— Work order —
Give all of the data below again exactly, and drop the images.

Source material START

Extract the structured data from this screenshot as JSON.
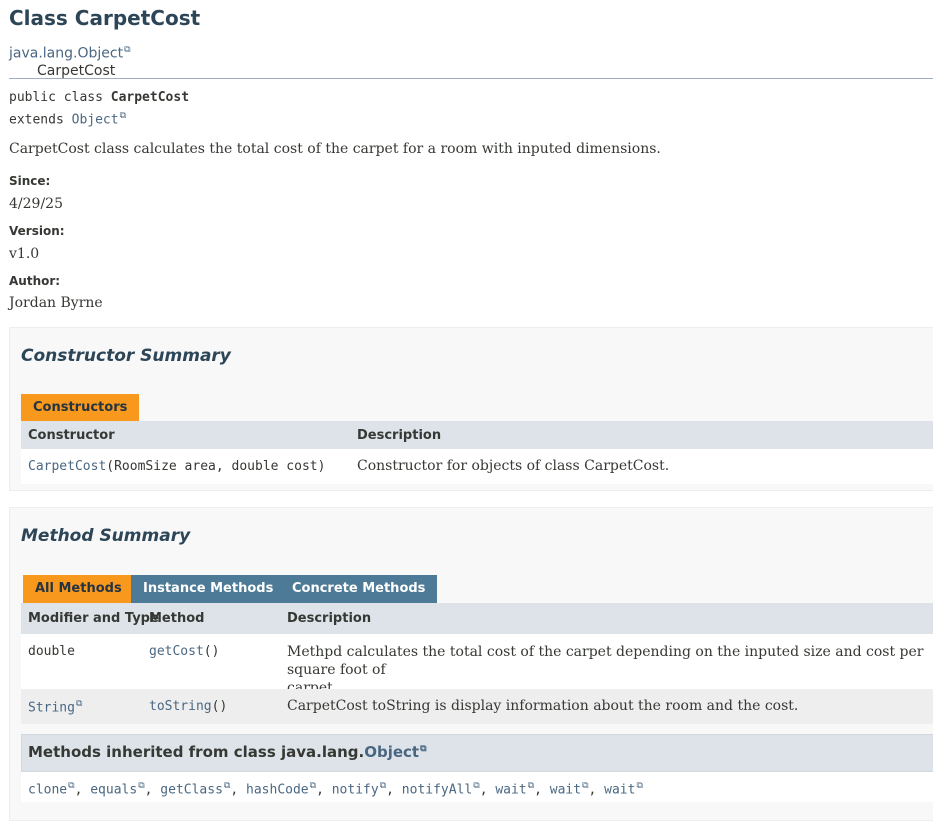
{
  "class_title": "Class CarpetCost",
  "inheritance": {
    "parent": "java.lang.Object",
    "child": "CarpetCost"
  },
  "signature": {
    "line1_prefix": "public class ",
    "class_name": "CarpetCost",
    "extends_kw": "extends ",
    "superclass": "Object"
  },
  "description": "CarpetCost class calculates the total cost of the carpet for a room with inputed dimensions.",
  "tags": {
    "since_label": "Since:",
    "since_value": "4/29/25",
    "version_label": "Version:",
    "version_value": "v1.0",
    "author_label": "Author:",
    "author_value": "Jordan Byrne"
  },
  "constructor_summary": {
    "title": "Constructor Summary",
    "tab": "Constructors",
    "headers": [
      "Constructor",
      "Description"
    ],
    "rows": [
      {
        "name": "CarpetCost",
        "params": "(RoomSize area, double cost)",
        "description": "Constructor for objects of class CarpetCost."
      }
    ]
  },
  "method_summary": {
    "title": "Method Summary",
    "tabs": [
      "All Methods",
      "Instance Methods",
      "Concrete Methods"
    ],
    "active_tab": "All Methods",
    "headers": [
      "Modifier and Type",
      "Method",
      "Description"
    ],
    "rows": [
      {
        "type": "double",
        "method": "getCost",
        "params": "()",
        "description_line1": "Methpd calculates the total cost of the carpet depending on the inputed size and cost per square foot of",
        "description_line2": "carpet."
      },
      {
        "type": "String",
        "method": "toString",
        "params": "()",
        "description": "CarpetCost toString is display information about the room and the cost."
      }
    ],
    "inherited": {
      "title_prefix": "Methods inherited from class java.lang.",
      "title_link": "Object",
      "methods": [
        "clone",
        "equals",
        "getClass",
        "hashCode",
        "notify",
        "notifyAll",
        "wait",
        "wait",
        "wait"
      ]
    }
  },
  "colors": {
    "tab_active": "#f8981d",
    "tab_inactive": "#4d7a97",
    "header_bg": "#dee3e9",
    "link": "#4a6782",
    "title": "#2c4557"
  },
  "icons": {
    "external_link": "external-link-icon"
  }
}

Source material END

— Task response —
Extract the structured data from this screenshot as JSON.
{
  "class_title": "Class CarpetCost",
  "inheritance": {
    "parent": "java.lang.Object",
    "child": "CarpetCost"
  },
  "signature": {
    "line1_prefix": "public class ",
    "class_name": "CarpetCost",
    "extends_kw": "extends ",
    "superclass": "Object"
  },
  "description": "CarpetCost class calculates the total cost of the carpet for a room with inputed dimensions.",
  "tags": {
    "since_label": "Since:",
    "since_value": "4/29/25",
    "version_label": "Version:",
    "version_value": "v1.0",
    "author_label": "Author:",
    "author_value": "Jordan Byrne"
  },
  "constructor_summary": {
    "title": "Constructor Summary",
    "tab": "Constructors",
    "headers": [
      "Constructor",
      "Description"
    ],
    "rows": [
      {
        "name": "CarpetCost",
        "params": "(RoomSize area, double cost)",
        "description": "Constructor for objects of class CarpetCost."
      }
    ]
  },
  "method_summary": {
    "title": "Method Summary",
    "tabs": [
      "All Methods",
      "Instance Methods",
      "Concrete Methods"
    ],
    "active_tab": "All Methods",
    "headers": [
      "Modifier and Type",
      "Method",
      "Description"
    ],
    "rows": [
      {
        "type": "double",
        "method": "getCost",
        "params": "()",
        "description_line1": "Methpd calculates the total cost of the carpet depending on the inputed size and cost per square foot of",
        "description_line2": "carpet."
      },
      {
        "type": "String",
        "method": "toString",
        "params": "()",
        "description": "CarpetCost toString is display information about the room and the cost."
      }
    ],
    "inherited": {
      "title_prefix": "Methods inherited from class java.lang.",
      "title_link": "Object",
      "methods": [
        "clone",
        "equals",
        "getClass",
        "hashCode",
        "notify",
        "notifyAll",
        "wait",
        "wait",
        "wait"
      ]
    }
  },
  "colors": {
    "tab_active": "#f8981d",
    "tab_inactive": "#4d7a97",
    "header_bg": "#dee3e9",
    "link": "#4a6782",
    "title": "#2c4557"
  },
  "icons": {
    "external_link": "external-link-icon"
  }
}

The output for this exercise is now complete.